Scarlet fever is a childhood disease caused by the group A streptococcal bacteria which causes the more common illness, strep throat. Scarlet fever is known for its telltale rash which starts on the chest and neck and can spread to other areas of the body.
Scarlet fever begins with a sore throat and fever. The tongue and back of the throat may have a white coating. The tongue may also appear bumpy and is referred to as strawberry tongue. Other symptoms include body aches, swollen glands and nausea. The red rash, caused by a toxin released by the bacteria, begins as flat splotches but becomes bumpy and rough and lasts up to one week. Skin may peel as the rash fades. The illness most commonly affects children age 5-15.
Antibiotics are used to treat scarlet fever. While the illness is mild in nature, it does need to be treated to avoid complications.
Dr. Mark Dowell of Rocky Mountain Infectious Disease said, “Most cases of strep throat, with or without the rash of scarlet fever, do not lead to rheumatic fever or kidney injury. These cases are rare in the U.S. Treatment of the infection will diminish the risk of these complications.”

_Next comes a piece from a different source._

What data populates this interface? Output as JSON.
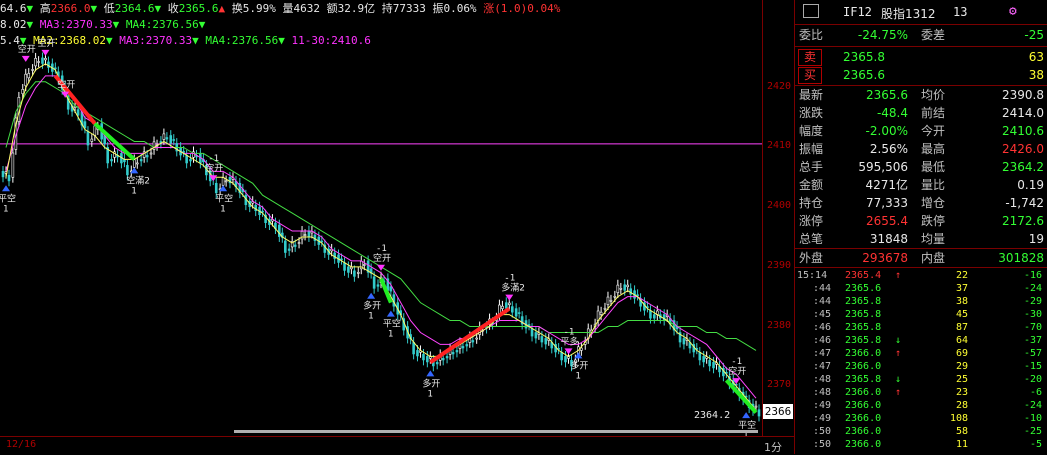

Scarlet fever is contagious and spread through contact with mouth and nasal fluids from someone infected. Regularly washing hands with soap and water will help prevent illnesses.